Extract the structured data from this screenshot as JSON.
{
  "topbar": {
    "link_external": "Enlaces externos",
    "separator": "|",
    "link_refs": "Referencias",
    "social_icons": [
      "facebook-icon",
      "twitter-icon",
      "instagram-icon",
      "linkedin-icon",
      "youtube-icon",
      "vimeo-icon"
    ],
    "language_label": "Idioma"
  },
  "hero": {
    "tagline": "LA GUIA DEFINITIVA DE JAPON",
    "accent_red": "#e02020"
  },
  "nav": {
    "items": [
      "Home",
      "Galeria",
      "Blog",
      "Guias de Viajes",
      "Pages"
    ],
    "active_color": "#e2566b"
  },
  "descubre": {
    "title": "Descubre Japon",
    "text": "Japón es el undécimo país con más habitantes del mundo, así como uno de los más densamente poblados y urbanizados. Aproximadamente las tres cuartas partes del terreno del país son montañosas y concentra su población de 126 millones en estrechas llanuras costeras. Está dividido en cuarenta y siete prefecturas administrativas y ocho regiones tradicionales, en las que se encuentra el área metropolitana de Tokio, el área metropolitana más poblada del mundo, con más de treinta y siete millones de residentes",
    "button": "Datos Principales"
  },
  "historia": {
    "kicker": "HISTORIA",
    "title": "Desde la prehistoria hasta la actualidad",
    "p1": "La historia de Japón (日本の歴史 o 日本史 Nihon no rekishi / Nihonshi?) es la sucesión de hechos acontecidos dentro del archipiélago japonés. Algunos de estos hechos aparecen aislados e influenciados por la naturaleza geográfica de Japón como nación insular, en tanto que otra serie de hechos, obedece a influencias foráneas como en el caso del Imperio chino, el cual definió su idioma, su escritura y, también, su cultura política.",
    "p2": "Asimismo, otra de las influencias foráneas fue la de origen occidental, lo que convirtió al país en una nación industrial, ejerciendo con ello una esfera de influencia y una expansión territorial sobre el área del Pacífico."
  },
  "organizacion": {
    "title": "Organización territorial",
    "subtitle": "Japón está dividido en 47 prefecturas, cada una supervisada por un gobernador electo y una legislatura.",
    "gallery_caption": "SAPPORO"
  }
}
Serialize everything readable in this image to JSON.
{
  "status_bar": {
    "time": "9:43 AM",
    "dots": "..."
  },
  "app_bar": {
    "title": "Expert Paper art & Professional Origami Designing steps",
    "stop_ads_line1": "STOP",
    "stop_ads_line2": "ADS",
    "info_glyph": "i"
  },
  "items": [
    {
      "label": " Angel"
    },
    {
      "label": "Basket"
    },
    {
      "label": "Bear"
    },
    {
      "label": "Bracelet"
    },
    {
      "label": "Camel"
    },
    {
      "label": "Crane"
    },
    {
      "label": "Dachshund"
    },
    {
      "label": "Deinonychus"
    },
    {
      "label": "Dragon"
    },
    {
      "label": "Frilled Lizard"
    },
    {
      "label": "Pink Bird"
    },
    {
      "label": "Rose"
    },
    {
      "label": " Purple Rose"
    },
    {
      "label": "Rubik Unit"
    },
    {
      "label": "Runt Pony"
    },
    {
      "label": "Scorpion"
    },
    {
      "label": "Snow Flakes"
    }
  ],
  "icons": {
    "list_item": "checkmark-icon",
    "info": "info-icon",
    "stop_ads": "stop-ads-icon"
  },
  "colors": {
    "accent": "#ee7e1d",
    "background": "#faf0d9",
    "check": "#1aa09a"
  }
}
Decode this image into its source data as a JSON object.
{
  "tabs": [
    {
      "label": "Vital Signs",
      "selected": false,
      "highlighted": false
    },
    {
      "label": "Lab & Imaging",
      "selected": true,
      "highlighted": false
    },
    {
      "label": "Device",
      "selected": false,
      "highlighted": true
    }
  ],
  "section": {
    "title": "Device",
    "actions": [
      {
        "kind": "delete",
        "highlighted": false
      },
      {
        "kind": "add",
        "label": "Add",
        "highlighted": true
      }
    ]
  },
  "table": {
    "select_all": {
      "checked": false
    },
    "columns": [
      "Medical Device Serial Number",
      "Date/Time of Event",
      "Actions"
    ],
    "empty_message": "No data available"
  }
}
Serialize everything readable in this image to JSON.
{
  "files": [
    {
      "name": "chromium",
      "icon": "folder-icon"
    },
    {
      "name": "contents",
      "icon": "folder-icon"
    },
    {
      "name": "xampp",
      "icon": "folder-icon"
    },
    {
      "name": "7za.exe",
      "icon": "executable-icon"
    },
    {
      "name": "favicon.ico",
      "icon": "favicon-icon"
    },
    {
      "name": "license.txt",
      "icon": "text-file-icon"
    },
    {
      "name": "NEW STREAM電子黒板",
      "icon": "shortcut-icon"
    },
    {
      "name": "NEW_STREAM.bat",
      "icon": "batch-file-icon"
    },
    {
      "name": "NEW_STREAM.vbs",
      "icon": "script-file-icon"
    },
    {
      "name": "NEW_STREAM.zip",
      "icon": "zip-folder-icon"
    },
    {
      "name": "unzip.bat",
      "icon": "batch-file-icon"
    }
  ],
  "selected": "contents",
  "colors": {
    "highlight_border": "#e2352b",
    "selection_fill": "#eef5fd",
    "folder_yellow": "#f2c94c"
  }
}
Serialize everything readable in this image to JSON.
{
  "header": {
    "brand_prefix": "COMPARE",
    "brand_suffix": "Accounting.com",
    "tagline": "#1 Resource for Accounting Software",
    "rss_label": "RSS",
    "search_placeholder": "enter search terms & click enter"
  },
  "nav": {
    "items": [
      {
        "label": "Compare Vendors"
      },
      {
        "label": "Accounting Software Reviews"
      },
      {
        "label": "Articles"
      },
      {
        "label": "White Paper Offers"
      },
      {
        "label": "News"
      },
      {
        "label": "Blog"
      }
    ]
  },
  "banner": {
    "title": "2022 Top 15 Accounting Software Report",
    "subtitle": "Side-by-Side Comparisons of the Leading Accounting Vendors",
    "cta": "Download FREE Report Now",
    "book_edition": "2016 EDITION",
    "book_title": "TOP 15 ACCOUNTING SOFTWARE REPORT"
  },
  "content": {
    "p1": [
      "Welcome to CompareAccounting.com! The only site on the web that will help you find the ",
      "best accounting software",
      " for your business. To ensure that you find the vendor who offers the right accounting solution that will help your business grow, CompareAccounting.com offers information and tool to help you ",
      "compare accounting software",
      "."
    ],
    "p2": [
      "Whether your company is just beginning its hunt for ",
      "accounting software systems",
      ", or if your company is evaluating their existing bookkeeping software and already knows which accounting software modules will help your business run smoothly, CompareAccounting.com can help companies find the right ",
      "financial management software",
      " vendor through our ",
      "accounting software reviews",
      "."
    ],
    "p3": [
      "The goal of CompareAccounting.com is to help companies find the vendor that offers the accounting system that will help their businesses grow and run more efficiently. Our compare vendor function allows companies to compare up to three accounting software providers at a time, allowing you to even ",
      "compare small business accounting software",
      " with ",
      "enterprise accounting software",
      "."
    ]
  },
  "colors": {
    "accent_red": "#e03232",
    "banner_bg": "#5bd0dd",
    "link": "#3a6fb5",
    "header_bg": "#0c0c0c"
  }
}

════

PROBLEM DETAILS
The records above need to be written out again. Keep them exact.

TASK SOLUTION
Extract the structured data from this screenshot as JSON.
{
  "topbar": {
    "link_external": "Enlaces externos",
    "separator": "|",
    "link_refs": "Referencias",
    "social_icons": [
      "facebook-icon",
      "twitter-icon",
      "instagram-icon",
      "linkedin-icon",
      "youtube-icon",
      "vimeo-icon"
    ],
    "language_label": "Idioma"
  },
  "hero": {
    "tagline": "LA GUIA DEFINITIVA DE JAPON",
    "accent_red": "#e02020"
  },
  "nav": {
    "items": [
      "Home",
      "Galeria",
      "Blog",
      "Guias de Viajes",
      "Pages"
    ],
    "active_color": "#e2566b"
  },
  "descubre": {
    "title": "Descubre Japon",
    "text": "Japón es el undécimo país con más habitantes del mundo, así como uno de los más densamente poblados y urbanizados. Aproximadamente las tres cuartas partes del terreno del país son montañosas y concentra su población de 126 millones en estrechas llanuras costeras. Está dividido en cuarenta y siete prefecturas administrativas y ocho regiones tradicionales, en las que se encuentra el área metropolitana de Tokio, el área metropolitana más poblada del mundo, con más de treinta y siete millones de residentes",
    "button": "Datos Principales"
  },
  "historia": {
    "kicker": "HISTORIA",
    "title": "Desde la prehistoria hasta la actualidad",
    "p1": "La historia de Japón (日本の歴史 o 日本史 Nihon no rekishi / Nihonshi?) es la sucesión de hechos acontecidos dentro del archipiélago japonés. Algunos de estos hechos aparecen aislados e influenciados por la naturaleza geográfica de Japón como nación insular, en tanto que otra serie de hechos, obedece a influencias foráneas como en el caso del Imperio chino, el cual definió su idioma, su escritura y, también, su cultura política.",
    "p2": "Asimismo, otra de las influencias foráneas fue la de origen occidental, lo que convirtió al país en una nación industrial, ejerciendo con ello una esfera de influencia y una expansión territorial sobre el área del Pacífico."
  },
  "organizacion": {
    "title": "Organización territorial",
    "subtitle": "Japón está dividido en 47 prefecturas, cada una supervisada por un gobernador electo y una legislatura.",
    "gallery_caption": "SAPPORO"
  }
}
Serialize everything readable in this image to JSON.
{
  "status_bar": {
    "time": "9:43 AM",
    "dots": "..."
  },
  "app_bar": {
    "title": "Expert Paper art & Professional Origami Designing steps",
    "stop_ads_line1": "STOP",
    "stop_ads_line2": "ADS",
    "info_glyph": "i"
  },
  "items": [
    {
      "label": " Angel"
    },
    {
      "label": "Basket"
    },
    {
      "label": "Bear"
    },
    {
      "label": "Bracelet"
    },
    {
      "label": "Camel"
    },
    {
      "label": "Crane"
    },
    {
      "label": "Dachshund"
    },
    {
      "label": "Deinonychus"
    },
    {
      "label": "Dragon"
    },
    {
      "label": "Frilled Lizard"
    },
    {
      "label": "Pink Bird"
    },
    {
      "label": "Rose"
    },
    {
      "label": " Purple Rose"
    },
    {
      "label": "Rubik Unit"
    },
    {
      "label": "Runt Pony"
    },
    {
      "label": "Scorpion"
    },
    {
      "label": "Snow Flakes"
    }
  ],
  "icons": {
    "list_item": "checkmark-icon",
    "info": "info-icon",
    "stop_ads": "stop-ads-icon"
  },
  "colors": {
    "accent": "#ee7e1d",
    "background": "#faf0d9",
    "check": "#1aa09a"
  }
}
Decode this image into its source data as a JSON object.
{
  "tabs": [
    {
      "label": "Vital Signs",
      "selected": false,
      "highlighted": false
    },
    {
      "label": "Lab & Imaging",
      "selected": true,
      "highlighted": false
    },
    {
      "label": "Device",
      "selected": false,
      "highlighted": true
    }
  ],
  "section": {
    "title": "Device",
    "actions": [
      {
        "kind": "delete",
        "highlighted": false
      },
      {
        "kind": "add",
        "label": "Add",
        "highlighted": true
      }
    ]
  },
  "table": {
    "select_all": {
      "checked": false
    },
    "columns": [
      "Medical Device Serial Number",
      "Date/Time of Event",
      "Actions"
    ],
    "empty_message": "No data available"
  }
}
Serialize everything readable in this image to JSON.
{
  "files": [
    {
      "name": "chromium",
      "icon": "folder-icon"
    },
    {
      "name": "contents",
      "icon": "folder-icon"
    },
    {
      "name": "xampp",
      "icon": "folder-icon"
    },
    {
      "name": "7za.exe",
      "icon": "executable-icon"
    },
    {
      "name": "favicon.ico",
      "icon": "favicon-icon"
    },
    {
      "name": "license.txt",
      "icon": "text-file-icon"
    },
    {
      "name": "NEW STREAM電子黒板",
      "icon": "shortcut-icon"
    },
    {
      "name": "NEW_STREAM.bat",
      "icon": "batch-file-icon"
    },
    {
      "name": "NEW_STREAM.vbs",
      "icon": "script-file-icon"
    },
    {
      "name": "NEW_STREAM.zip",
      "icon": "zip-folder-icon"
    },
    {
      "name": "unzip.bat",
      "icon": "batch-file-icon"
    }
  ],
  "selected": "contents",
  "colors": {
    "highlight_border": "#e2352b",
    "selection_fill": "#eef5fd",
    "folder_yellow": "#f2c94c"
  }
}
Serialize everything readable in this image to JSON.
{
  "header": {
    "brand_prefix": "COMPARE",
    "brand_suffix": "Accounting.com",
    "tagline": "#1 Resource for Accounting Software",
    "rss_label": "RSS",
    "search_placeholder": "enter search terms & click enter"
  },
  "nav": {
    "items": [
      {
        "label": "Compare Vendors"
      },
      {
        "label": "Accounting Software Reviews"
      },
      {
        "label": "Articles"
      },
      {
        "label": "White Paper Offers"
      },
      {
        "label": "News"
      },
      {
        "label": "Blog"
      }
    ]
  },
  "banner": {
    "title": "2022 Top 15 Accounting Software Report",
    "subtitle": "Side-by-Side Comparisons of the Leading Accounting Vendors",
    "cta": "Download FREE Report Now",
    "book_edition": "2016 EDITION",
    "book_title": "TOP 15 ACCOUNTING SOFTWARE REPORT"
  },
  "content": {
    "p1": [
      "Welcome to CompareAccounting.com! The only site on the web that will help you find the ",
      "best accounting software",
      " for your business. To ensure that you find the vendor who offers the right accounting solution that will help your business grow, CompareAccounting.com offers information and tool to help you ",
      "compare accounting software",
      "."
    ],
    "p2": [
      "Whether your company is just beginning its hunt for ",
      "accounting software systems",
      ", or if your company is evaluating their existing bookkeeping software and already knows which accounting software modules will help your business run smoothly, CompareAccounting.com can help companies find the right ",
      "financial management software",
      " vendor through our ",
      "accounting software reviews",
      "."
    ],
    "p3": [
      "The goal of CompareAccounting.com is to help companies find the vendor that offers the accounting system that will help their businesses grow and run more efficiently. Our compare vendor function allows companies to compare up to three accounting software providers at a time, allowing you to even ",
      "compare small business accounting software",
      " with ",
      "enterprise accounting software",
      "."
    ]
  },
  "colors": {
    "accent_red": "#e03232",
    "banner_bg": "#5bd0dd",
    "link": "#3a6fb5",
    "header_bg": "#0c0c0c"
  }
}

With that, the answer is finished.